“He should expect to be subpoenaed” by the Commons justice committee, Mr. Cullen said in an interview. “If you are innocent of all accusations, you don’t tend to quit your job. And this was the most powerful person within this government outside of the Prime Minister himself. The Liberals keep denying with their words but keep convincing me with their actions that this scandal is real and this goes deep.”

Bill Wilson, Kwakwaka’wakw hereditary chief and Ms. Wilson-Raybould’s father, said what has unfolded over the past week is an indication that “pressure was applied to his daughter.”

“I was extremely surprised that the senior most powerful unelected official in the Canadian government should see fit to resign, but obviously we are getting closer and closer to the truth,” he said. “For him to resign from something I am sure he worked all his life to [attain] is incredible.”

Mr. Trudeau acknowledged last week that he had direct talks with Ms. Wilson-Raybould on Sept. 17, but said he never directed her to abandon the prosecution; he said he merely expressed concerns from Quebec about possible job losses if SNC-Lavalin was convicted of allegations of paying bribes to Libyan officials in exchange for contracts. A conviction would mean a 10-year ban from federal contracts.

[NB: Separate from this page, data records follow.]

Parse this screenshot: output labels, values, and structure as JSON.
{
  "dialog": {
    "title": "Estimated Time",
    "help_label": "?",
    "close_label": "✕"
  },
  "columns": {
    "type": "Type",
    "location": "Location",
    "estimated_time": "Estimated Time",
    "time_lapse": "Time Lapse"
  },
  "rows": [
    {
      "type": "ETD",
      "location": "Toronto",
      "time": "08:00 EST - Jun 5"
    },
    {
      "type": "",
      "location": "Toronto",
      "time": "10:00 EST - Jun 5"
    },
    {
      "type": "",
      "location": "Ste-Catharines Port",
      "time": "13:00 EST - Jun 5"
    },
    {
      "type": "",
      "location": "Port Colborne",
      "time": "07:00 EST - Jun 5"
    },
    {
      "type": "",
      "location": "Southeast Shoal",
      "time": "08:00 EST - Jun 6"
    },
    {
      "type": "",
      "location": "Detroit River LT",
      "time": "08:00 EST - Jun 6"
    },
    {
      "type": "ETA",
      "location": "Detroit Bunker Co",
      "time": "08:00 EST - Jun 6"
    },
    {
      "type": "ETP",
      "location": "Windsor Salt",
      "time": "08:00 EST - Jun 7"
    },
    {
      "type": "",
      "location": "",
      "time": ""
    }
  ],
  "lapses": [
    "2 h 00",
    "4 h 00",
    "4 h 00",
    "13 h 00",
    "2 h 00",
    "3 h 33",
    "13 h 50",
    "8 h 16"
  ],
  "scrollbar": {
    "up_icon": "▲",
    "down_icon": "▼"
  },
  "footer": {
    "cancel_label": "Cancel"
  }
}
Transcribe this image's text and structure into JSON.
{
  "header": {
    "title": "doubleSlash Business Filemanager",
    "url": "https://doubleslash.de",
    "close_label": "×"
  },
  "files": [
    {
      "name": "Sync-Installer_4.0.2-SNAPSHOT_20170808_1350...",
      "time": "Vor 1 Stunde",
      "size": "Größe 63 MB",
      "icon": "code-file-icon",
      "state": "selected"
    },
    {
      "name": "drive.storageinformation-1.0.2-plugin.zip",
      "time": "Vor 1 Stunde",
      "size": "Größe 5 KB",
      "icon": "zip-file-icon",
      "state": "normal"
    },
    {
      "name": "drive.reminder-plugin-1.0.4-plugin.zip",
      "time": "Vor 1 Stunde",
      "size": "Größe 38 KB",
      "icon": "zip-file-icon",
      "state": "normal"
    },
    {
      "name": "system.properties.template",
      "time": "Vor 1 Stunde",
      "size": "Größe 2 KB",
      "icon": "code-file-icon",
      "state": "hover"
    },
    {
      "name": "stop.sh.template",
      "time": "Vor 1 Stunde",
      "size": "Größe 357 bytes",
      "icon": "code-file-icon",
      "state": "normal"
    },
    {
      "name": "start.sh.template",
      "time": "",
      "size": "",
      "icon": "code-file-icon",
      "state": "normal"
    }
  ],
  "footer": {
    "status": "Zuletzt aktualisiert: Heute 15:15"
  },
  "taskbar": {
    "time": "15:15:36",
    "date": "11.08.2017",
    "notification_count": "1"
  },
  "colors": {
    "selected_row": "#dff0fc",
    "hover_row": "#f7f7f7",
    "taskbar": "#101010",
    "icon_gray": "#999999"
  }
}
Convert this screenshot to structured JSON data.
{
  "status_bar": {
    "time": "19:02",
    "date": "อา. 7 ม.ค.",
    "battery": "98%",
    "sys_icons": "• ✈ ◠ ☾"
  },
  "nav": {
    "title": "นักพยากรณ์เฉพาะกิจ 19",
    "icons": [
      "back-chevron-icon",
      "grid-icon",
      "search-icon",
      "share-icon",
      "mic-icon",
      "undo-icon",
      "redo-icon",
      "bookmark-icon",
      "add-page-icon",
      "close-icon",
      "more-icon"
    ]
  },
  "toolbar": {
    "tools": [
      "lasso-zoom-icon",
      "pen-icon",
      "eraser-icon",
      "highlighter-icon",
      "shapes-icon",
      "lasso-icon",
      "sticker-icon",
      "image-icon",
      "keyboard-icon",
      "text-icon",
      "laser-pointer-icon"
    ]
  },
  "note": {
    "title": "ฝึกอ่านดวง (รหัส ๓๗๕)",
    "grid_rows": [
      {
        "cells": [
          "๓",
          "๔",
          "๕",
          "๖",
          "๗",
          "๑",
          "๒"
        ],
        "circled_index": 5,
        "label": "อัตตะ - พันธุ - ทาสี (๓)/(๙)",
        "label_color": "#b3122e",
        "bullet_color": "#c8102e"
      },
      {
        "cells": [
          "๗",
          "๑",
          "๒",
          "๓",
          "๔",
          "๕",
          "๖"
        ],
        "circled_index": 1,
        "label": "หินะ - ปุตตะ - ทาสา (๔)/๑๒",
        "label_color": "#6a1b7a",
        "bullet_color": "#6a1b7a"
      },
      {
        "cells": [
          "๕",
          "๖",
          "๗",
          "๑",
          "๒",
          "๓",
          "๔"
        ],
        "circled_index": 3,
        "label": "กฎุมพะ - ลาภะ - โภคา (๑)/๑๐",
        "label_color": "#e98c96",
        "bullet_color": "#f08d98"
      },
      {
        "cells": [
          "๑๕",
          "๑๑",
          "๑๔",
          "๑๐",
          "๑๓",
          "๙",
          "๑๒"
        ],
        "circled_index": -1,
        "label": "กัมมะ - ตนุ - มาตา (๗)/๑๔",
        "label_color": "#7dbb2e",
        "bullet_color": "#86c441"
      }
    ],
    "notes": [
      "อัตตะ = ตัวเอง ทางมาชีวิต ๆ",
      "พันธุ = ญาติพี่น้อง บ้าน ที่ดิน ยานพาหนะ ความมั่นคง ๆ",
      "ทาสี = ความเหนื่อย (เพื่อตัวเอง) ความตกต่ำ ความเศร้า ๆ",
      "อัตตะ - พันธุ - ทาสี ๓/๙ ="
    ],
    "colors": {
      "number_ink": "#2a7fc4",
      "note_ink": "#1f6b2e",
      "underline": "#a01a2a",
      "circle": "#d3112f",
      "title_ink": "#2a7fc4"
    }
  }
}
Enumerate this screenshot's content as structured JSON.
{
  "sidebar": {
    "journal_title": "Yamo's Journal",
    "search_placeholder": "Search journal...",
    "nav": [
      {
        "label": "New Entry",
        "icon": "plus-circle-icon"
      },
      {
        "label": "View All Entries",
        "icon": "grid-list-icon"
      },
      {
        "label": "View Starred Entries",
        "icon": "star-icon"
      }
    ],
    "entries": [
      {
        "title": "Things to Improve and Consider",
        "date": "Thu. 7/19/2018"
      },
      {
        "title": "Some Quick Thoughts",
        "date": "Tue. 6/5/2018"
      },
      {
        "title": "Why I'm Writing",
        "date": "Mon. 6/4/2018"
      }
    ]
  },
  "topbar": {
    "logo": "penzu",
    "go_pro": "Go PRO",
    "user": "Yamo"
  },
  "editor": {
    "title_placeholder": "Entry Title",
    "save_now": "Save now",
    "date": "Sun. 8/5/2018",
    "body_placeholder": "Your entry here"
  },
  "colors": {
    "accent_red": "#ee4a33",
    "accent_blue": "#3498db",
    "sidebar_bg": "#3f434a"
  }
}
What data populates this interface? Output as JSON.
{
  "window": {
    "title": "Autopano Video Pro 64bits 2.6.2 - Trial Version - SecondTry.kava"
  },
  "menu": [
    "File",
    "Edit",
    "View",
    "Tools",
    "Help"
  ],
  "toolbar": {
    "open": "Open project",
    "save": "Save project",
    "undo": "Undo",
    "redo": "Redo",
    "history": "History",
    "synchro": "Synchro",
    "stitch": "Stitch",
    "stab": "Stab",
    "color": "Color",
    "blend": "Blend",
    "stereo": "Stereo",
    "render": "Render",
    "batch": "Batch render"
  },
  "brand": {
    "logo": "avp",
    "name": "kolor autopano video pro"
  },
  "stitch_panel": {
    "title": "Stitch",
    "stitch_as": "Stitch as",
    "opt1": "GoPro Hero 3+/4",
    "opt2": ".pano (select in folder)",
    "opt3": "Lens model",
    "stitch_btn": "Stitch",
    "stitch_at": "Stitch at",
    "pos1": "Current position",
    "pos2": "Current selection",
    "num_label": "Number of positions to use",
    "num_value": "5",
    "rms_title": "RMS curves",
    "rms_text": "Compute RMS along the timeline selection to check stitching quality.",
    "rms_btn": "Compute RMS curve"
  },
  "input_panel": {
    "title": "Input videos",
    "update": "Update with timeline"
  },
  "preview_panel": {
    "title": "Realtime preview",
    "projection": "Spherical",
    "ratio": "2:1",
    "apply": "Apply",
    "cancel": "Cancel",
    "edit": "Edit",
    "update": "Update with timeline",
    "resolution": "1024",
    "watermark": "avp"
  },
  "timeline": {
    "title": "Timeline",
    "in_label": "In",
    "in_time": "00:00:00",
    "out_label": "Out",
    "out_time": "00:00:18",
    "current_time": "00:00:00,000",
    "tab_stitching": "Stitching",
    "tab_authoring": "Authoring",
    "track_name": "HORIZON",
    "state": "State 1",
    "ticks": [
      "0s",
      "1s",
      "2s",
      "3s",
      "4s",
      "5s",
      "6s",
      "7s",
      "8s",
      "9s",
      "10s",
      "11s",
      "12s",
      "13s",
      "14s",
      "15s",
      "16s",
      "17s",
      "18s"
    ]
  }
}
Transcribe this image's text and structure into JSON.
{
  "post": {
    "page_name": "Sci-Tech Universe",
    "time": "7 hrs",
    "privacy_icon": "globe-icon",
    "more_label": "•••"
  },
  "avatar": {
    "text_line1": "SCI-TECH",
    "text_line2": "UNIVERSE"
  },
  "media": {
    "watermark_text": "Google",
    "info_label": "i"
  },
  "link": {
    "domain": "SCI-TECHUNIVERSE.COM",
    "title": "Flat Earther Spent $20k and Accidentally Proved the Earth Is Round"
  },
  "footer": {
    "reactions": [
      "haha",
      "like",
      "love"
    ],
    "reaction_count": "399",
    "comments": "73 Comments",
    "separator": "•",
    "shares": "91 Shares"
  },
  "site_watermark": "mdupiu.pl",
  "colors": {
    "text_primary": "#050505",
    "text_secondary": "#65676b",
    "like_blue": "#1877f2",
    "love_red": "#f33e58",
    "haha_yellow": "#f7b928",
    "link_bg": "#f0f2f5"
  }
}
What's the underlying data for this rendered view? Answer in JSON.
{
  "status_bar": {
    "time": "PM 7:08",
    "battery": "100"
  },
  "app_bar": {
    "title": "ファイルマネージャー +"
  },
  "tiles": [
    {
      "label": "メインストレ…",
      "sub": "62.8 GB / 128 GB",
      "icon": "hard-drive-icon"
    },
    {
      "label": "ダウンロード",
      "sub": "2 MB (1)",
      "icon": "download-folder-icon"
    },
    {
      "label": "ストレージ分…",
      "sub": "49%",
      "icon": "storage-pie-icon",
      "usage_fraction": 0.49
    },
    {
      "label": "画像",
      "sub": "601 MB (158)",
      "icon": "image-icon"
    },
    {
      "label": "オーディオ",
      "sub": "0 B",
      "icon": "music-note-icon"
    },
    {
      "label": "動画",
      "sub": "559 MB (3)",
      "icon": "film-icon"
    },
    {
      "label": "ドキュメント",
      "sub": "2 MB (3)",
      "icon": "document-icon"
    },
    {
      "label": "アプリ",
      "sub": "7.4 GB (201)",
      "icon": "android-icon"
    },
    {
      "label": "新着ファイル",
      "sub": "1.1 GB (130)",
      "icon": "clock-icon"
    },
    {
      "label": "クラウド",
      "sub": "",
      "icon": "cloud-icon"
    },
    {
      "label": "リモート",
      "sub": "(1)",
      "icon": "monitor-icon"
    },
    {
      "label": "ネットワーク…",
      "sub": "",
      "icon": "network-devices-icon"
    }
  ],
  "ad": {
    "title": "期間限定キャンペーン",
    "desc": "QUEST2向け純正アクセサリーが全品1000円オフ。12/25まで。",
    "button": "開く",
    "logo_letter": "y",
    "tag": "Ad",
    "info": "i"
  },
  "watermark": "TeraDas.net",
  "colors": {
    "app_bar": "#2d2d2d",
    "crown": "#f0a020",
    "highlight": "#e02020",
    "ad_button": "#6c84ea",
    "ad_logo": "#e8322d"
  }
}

Mr. Butts, who had met with representatives of SNC-Lavalin, discussed the deferred prosecution agreement with Ms. Wilson Raybould on Dec. 5 in the restaurant of the Château Laurier hotel.

The PMO said Ms. Wilson-Raybould raised the deferred prosecution agreement with Mr. Butts and he told her to take the matter up with Michael Wernick, the Clerk of the Privy Council.

Earlier last week, the Prime Minister told reporters that she had a responsibility to raise concerns with him if she was being put under pressure but she did not say anything.

On Friday, he added that he only removed Ms. Wilson-Raybould from her job as justice minister and attorney-general because of the departure of Mr. Brison from cabinet. He did not explain why it was necessary to move Ms. Wilson-Raybould in the Jan. 14 shuffle.

Grand Chief Stewart Phillip, head of the Union of BC Indian Chiefs, said the resignation of a top political official will do nothing to end the controversy.

“This issue is clearly on the doorstep of the Prime Minister himself,” he said in an interview Monday. “This is a desperate move by the Prime Minister’s office to put this scandal to bed, but it is not going to work. Canadians deserve answers.”

Ms. Wilson-Raybould has received strong support from Indigenous leaders, particularly in B.C., where she served as the regional chief for the B.C. Assembly of First Nations. Her treatment by the Prime Minister is damaging to Indigenous relations, Chief Phillip said.

“She is held in the highest regard that one could imagine,” he said. “Her successes are celebrated across the country, right down to the grassroots level.”

With files from Justine Hunter, John Ibbitson and Les Perreaux

Report an error

Editorial code of conduct